The answer must consist of every line from the data that holds the string "address".

━━━ Dataset extract

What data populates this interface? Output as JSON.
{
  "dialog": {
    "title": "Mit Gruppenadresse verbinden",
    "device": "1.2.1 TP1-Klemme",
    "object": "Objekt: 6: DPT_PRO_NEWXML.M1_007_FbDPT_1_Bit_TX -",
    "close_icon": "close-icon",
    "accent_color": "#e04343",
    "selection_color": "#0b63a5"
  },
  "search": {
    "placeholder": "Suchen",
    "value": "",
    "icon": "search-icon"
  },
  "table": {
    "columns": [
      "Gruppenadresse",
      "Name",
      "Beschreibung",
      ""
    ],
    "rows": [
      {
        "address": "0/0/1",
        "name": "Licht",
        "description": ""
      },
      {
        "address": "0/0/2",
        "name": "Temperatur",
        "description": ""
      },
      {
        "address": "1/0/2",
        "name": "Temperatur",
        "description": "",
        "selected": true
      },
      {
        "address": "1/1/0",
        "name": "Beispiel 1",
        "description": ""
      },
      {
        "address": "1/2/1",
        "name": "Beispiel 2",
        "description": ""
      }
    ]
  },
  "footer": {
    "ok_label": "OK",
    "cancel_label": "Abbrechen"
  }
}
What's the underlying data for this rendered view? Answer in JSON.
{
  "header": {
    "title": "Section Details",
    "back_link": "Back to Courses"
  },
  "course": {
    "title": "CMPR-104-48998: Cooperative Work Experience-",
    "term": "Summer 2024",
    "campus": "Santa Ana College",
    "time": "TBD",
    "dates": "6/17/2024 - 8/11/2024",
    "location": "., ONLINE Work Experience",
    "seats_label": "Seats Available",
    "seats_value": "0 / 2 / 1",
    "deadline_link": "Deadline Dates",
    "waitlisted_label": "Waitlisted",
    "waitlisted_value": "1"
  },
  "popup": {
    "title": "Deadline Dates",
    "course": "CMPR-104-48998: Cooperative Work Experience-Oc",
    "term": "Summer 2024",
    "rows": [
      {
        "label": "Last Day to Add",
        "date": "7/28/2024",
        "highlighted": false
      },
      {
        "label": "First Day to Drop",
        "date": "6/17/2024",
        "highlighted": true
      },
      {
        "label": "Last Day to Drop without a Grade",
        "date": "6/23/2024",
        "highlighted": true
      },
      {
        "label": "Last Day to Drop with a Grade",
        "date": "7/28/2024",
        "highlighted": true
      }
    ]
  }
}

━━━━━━

• Output for this exercise:
        "address": "0/0/1",
        "address": "0/0/2",
        "address": "1/0/2",
        "address": "1/1/0",
        "address": "1/2/1",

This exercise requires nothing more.